On my way to the Douro the other day, I stopped off in Vila Nova de Gaia to check out the site of Europe’s most ambitious wine cultural project, the World of Wine. The brain child of The Fladgate Partnership CEO, Adrien Bridge, World of Wine will open in June 2020.
Vila Nova de Gaia is the Porto ‘suburb’ home to the port lodges whose red-roofed cellars face the city of Porto like so many rows of vines in the autumn. It is here that port wines have traditionally been aged after being carried down the racing waters of the River Douro in flat bottom boats known as rabelos.
Adrien Bridge, a former British Guard’s officer and investment banker, is the man responsible for The Fladgate Partnership’s highly successful diversification from port wines – the company owns a portfolio of prestigious brands such as Taylor’s, Croft and Fonseca - into the luxury hotel business.
The star of the company is the spectacular Yeatman Hotel, a luxury wine hotel which cascades elegantly down the slopes of Vila Nova de Gaia, like a hillside of terraced vineyards in the Douro. Offering unrivaled views across the River Douro to the city of Porto, the Yeatman boasts a Michelin 2-star restaurant directed by the Portuguese chef Ricardo Costa.
All these achievements pale, however, beside the scale of Bridge’s new project. The World of Wine, or WOW to call it by its cheeky acronym, will be Porto’s largest tourism project and Europe’s most exciting wine and culture centre. Between 80 and 100 million euros are going to be invested to transform a 7-hectare site of old warehouses owned by Fladgate into a series of contextural wine experiences.
It is projected that between 560,000 and 1 million visitors each year will visit the Wine Experience, the Cork Experience, Porto Through the Ages, Fashion & Design, and the History of Drinking Vessels. The World of Wine will also include a Wine School, intended to be the best of its kind in Portugal; a myriad of mouth-watering restaurants and cafés and, of course, a Wine Bar; a space for events as well as various shops to showcase traditional Portuguese artefacts. Understandably reserving a special place for Port, WOW will also be the venue in Portugal to learn about and taste Portuguese wines.

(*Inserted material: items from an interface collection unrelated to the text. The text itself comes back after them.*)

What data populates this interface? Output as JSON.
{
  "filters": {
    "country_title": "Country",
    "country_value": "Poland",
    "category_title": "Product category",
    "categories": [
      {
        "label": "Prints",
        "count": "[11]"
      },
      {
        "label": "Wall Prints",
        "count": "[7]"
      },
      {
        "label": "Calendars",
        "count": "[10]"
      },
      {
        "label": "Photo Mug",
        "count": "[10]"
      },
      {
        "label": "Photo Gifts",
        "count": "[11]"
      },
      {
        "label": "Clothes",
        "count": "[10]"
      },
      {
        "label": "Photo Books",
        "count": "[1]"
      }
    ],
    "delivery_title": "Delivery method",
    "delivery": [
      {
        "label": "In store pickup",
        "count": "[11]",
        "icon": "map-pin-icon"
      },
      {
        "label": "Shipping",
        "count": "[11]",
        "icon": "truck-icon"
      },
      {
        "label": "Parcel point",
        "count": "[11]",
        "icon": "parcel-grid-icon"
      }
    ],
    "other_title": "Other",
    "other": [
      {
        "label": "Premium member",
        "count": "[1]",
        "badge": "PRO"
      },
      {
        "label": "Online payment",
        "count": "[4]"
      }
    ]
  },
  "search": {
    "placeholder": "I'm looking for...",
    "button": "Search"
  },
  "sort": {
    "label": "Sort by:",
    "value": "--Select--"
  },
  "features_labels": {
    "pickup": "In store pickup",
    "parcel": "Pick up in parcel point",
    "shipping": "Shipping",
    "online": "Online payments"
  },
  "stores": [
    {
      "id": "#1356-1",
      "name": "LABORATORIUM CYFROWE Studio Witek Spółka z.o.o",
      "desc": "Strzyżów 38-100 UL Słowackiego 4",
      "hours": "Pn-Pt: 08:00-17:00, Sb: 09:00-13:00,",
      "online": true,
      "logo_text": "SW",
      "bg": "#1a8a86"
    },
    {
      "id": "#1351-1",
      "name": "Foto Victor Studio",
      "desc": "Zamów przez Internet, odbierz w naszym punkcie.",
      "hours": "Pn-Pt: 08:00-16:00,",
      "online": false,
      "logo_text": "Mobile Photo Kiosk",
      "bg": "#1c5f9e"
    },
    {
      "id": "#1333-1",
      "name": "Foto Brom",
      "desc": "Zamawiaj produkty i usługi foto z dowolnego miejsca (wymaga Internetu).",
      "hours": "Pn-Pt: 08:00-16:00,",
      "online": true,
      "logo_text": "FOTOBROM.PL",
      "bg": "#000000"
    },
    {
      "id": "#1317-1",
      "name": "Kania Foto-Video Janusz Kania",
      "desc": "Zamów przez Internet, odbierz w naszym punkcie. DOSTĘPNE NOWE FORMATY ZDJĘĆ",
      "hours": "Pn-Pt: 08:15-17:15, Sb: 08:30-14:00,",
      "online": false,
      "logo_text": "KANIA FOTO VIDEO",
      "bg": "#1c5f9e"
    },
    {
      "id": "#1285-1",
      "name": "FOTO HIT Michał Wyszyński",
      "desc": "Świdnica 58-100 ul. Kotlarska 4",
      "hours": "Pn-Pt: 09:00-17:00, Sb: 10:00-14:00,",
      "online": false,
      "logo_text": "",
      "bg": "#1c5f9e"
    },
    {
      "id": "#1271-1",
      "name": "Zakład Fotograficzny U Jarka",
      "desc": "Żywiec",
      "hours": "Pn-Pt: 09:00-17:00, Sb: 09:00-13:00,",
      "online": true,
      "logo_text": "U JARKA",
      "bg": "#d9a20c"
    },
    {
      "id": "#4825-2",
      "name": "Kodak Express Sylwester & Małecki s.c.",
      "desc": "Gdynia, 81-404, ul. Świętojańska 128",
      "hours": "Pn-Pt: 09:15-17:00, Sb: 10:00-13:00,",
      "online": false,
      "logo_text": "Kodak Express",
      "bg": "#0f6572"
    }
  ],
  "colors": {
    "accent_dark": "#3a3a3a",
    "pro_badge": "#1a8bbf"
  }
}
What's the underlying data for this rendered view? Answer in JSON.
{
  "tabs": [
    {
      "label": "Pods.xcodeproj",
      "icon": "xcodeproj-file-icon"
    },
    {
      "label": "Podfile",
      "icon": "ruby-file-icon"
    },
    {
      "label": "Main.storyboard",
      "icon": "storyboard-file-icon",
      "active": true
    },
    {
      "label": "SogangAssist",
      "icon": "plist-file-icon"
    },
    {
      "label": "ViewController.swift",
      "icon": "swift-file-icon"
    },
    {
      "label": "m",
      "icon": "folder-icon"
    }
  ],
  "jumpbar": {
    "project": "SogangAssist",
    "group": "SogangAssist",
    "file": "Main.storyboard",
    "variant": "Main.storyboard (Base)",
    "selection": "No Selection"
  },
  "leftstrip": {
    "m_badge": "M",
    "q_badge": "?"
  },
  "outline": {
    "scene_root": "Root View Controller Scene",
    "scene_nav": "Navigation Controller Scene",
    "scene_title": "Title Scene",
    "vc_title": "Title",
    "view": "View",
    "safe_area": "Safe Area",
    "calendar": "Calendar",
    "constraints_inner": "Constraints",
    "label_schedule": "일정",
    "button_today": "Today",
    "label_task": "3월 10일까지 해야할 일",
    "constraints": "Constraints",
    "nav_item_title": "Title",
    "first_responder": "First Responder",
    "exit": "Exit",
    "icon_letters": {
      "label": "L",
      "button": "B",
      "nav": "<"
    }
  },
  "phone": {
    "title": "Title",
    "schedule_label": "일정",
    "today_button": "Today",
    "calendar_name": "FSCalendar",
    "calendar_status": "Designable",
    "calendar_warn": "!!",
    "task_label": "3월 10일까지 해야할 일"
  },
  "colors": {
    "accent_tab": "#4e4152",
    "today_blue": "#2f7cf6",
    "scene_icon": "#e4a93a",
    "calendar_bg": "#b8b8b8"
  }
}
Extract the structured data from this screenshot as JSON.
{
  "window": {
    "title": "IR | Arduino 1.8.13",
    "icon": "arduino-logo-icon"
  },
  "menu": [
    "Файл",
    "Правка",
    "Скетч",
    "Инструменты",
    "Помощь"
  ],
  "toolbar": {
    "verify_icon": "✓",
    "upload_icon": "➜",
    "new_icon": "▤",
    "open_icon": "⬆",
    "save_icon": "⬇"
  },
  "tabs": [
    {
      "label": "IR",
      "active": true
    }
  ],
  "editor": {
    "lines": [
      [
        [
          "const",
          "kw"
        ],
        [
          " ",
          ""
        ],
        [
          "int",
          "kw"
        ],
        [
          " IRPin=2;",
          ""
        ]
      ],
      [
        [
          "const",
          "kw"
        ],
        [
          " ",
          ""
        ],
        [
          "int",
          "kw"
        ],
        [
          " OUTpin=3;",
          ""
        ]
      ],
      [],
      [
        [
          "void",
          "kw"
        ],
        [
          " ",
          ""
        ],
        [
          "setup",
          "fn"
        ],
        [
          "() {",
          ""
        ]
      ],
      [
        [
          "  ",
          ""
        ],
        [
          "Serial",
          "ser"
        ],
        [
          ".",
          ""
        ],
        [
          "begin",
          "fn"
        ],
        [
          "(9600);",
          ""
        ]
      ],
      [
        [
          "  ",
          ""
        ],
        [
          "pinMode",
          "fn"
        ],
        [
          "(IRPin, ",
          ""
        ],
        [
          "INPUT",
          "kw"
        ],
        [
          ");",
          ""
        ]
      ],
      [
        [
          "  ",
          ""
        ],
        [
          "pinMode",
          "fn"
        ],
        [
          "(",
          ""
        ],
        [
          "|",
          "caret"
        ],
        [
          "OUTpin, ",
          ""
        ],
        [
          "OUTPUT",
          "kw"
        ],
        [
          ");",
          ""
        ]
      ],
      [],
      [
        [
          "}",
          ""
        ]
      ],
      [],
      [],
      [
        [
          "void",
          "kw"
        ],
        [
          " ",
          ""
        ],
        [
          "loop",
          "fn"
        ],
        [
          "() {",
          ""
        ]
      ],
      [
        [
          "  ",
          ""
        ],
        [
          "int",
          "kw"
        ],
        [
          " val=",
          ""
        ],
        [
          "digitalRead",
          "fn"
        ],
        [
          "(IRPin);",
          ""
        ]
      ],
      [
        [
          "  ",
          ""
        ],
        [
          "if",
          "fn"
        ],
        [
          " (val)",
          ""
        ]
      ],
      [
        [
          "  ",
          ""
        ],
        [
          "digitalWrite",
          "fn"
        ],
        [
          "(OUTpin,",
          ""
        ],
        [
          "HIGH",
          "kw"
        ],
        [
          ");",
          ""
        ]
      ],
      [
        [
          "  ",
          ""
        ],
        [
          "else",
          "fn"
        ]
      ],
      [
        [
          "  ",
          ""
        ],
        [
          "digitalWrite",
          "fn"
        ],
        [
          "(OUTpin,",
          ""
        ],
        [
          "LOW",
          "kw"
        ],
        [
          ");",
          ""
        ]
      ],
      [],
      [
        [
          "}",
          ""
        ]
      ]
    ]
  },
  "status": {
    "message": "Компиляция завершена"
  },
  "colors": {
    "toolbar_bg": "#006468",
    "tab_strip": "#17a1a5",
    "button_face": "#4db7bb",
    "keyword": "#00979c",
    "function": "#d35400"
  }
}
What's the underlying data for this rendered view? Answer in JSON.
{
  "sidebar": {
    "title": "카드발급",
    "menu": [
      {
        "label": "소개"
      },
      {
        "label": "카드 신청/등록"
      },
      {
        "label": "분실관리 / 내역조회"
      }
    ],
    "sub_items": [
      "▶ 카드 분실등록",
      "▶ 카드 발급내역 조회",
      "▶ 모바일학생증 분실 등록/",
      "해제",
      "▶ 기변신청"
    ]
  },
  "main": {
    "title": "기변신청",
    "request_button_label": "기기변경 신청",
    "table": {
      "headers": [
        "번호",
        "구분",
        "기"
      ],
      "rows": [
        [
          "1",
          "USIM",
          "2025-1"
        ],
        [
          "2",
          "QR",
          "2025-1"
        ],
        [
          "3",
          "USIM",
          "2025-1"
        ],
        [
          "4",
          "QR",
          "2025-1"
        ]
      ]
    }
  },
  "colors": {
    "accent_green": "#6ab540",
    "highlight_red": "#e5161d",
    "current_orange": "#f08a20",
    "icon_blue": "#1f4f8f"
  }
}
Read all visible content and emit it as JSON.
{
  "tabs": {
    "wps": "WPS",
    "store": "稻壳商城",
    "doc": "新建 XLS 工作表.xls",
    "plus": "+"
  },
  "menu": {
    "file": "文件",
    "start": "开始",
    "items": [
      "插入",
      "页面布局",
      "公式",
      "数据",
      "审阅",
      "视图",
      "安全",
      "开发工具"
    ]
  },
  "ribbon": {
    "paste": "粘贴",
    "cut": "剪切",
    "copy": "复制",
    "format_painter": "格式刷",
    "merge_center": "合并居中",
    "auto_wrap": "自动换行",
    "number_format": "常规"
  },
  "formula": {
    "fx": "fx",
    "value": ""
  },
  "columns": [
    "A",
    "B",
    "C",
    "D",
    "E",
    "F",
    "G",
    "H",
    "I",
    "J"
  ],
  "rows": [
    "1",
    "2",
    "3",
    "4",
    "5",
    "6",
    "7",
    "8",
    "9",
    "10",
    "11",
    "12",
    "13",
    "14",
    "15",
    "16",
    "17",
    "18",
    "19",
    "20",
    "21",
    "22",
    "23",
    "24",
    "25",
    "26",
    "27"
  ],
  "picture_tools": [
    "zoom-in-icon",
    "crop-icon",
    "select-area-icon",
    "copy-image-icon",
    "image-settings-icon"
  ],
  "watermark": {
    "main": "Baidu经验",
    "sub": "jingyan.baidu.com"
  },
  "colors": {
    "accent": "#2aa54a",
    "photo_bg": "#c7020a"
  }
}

Porto is already surfing high on a wave of popularity among international hipsters and wine lovers. If the World of Wine project turns out to be as imaginative and creative as it sounds, Porto will indeed be a blessed city. WOW is likely to bring considerable collateral benefits in terms of job creation and spending on tourism.
The challenge will be to balance quality with the large numbers of visitors expected. In recent years, many museums around the world have shown that this can be done and The Fladgate Partnership may feel inspired to use some of them as benchmarks. I will be keeping you updated on the project’s progress.
The author, James Mayor, is the founder of Grape Discoveries, a wine and culture boutique travel company
See the 'Grape Discoveries' website